*Try it*: From the entries below, copy every line that holds the word "hackathon".

(Stored items)
==============================

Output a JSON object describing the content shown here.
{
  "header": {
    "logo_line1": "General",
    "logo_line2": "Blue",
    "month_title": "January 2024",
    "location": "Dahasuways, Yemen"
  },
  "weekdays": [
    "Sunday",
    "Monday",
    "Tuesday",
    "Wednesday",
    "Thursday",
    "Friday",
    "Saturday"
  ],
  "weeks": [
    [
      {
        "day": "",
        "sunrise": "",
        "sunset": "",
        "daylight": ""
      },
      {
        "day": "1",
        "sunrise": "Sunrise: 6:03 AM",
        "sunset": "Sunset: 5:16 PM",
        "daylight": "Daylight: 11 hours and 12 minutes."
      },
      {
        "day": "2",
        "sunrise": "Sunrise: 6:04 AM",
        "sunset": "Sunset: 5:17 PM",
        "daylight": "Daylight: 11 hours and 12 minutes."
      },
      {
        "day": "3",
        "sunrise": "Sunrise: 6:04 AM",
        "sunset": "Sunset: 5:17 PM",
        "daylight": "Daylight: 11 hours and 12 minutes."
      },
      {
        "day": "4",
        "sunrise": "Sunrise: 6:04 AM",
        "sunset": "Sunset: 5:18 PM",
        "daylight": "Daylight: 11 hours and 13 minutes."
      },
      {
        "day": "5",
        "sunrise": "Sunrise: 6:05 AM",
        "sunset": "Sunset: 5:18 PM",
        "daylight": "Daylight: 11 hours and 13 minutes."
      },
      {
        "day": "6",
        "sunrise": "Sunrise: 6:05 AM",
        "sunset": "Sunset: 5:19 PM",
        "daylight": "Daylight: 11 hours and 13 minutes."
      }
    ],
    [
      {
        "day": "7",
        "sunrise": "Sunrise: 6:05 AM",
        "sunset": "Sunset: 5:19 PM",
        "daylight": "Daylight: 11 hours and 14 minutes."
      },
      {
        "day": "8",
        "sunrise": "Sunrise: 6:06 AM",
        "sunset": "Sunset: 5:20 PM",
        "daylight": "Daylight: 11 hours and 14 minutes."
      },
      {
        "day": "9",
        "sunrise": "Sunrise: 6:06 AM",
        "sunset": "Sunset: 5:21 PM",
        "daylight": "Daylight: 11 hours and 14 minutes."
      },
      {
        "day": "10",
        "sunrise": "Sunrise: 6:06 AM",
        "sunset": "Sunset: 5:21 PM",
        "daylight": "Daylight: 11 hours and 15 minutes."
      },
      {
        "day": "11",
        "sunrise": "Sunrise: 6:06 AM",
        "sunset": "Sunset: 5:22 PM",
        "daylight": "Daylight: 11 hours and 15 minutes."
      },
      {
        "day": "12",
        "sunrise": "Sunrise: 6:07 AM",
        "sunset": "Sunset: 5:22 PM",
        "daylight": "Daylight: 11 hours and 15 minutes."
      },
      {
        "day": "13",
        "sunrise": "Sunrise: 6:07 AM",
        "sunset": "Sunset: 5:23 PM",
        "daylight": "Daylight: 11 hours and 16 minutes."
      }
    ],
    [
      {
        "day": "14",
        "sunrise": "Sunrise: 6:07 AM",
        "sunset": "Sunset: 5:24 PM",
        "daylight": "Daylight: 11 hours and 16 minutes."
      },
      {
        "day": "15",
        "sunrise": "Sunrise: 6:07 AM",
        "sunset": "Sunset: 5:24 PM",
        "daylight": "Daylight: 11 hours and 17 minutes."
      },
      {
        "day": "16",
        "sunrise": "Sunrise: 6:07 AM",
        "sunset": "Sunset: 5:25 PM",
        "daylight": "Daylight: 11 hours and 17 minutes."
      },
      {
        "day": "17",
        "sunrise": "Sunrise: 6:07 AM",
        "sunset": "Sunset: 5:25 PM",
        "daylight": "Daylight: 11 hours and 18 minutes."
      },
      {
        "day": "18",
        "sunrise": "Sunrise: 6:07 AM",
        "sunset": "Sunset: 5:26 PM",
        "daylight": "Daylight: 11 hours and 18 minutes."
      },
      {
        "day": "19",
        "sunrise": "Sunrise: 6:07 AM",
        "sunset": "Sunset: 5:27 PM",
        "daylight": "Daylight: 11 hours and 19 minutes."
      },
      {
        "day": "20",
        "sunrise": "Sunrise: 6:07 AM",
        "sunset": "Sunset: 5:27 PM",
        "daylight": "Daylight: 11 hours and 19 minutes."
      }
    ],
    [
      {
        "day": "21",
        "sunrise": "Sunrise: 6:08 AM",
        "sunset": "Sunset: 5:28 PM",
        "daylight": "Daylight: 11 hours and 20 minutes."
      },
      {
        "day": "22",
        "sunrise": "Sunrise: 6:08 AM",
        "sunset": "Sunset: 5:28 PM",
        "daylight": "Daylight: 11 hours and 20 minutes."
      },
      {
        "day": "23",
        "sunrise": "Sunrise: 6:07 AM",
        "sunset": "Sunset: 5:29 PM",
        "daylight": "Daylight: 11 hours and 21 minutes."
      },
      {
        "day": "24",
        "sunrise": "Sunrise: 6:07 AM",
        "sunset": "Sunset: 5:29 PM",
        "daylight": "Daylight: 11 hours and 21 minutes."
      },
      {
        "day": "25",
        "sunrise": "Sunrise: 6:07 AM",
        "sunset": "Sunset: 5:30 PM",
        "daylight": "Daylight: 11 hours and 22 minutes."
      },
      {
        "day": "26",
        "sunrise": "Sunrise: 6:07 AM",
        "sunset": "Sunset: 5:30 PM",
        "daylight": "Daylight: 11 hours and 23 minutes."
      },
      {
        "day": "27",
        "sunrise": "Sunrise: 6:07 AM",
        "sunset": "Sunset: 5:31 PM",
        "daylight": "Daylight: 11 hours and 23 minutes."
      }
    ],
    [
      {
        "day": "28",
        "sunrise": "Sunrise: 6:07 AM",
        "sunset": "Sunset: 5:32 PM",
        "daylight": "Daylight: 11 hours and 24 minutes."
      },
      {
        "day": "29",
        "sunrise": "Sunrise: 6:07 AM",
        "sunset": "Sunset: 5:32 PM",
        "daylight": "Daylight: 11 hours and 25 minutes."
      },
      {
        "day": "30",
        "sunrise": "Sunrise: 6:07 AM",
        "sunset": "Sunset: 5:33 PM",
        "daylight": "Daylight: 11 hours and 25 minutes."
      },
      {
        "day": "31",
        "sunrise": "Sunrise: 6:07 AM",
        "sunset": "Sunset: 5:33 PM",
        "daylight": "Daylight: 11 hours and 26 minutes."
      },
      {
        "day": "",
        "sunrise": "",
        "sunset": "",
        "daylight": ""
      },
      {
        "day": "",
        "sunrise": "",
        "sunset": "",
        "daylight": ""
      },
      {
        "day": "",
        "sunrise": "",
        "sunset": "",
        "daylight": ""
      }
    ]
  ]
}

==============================

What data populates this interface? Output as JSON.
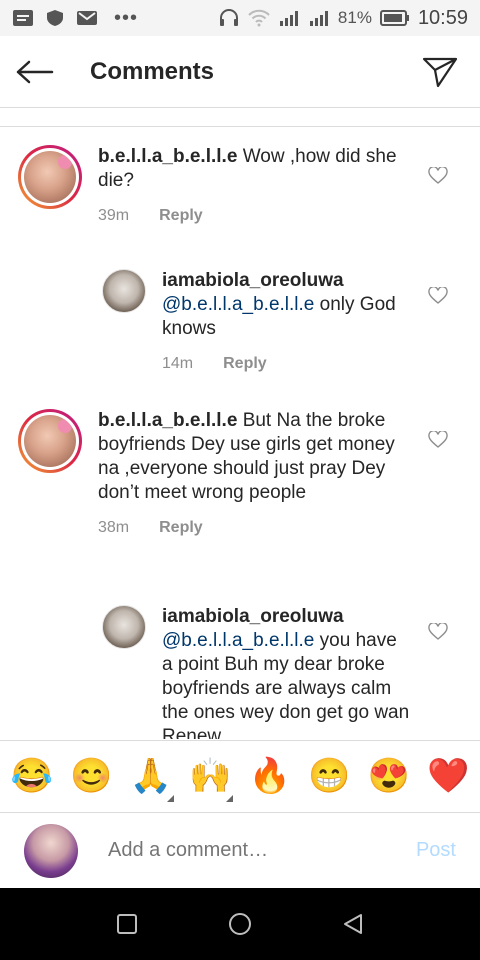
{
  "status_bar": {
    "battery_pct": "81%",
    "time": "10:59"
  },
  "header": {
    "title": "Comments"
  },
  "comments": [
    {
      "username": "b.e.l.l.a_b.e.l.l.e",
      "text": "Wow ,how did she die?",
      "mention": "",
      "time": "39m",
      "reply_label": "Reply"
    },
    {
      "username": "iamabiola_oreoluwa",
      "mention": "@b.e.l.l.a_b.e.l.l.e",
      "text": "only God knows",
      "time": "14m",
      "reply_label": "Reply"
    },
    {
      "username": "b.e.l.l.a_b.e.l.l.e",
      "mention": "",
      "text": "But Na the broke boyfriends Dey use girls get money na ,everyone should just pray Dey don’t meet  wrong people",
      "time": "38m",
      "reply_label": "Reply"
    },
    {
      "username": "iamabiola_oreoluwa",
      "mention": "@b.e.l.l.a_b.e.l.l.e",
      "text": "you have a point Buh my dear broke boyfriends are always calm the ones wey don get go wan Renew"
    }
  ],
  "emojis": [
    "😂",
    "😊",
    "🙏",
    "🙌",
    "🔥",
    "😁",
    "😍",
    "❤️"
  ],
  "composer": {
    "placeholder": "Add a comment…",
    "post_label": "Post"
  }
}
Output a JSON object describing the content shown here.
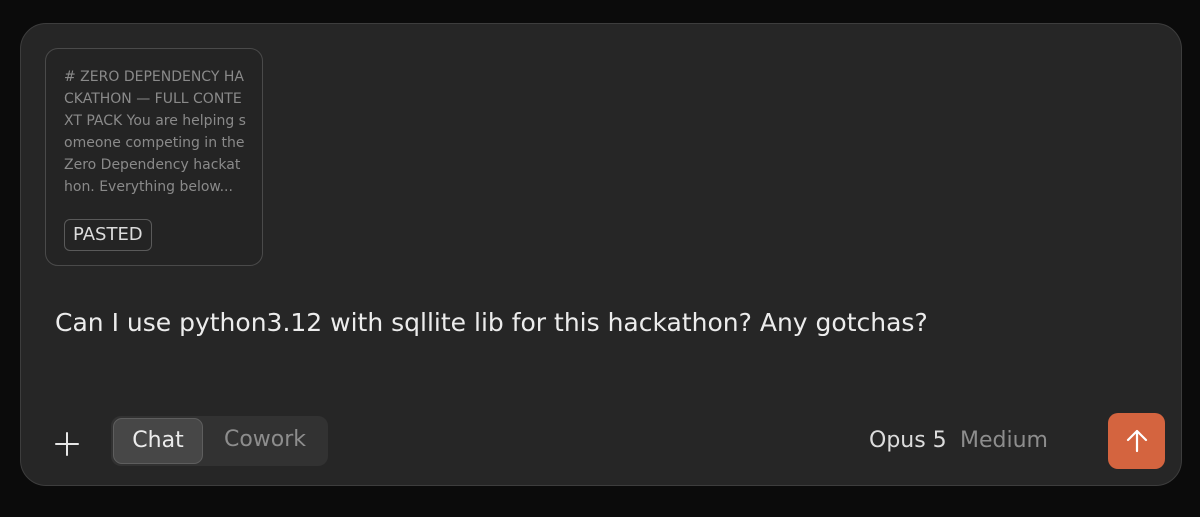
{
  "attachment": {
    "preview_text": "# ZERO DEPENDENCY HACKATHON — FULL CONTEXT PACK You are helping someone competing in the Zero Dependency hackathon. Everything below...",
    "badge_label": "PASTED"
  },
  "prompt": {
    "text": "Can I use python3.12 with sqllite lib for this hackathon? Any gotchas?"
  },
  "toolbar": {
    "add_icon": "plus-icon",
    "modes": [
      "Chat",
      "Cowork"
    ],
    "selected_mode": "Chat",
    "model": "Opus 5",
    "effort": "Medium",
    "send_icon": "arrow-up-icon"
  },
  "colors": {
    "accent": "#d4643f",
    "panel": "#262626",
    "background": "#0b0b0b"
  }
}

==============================

*Completed exercise*:
    "preview_text": "# ZERO DEPENDENCY HACKATHON — FULL CONTEXT PACK You are helping someone competing in the Zero Dependency hackathon. Everything below...",
    "text": "Can I use python3.12 with sqllite lib for this hackathon? Any gotchas?"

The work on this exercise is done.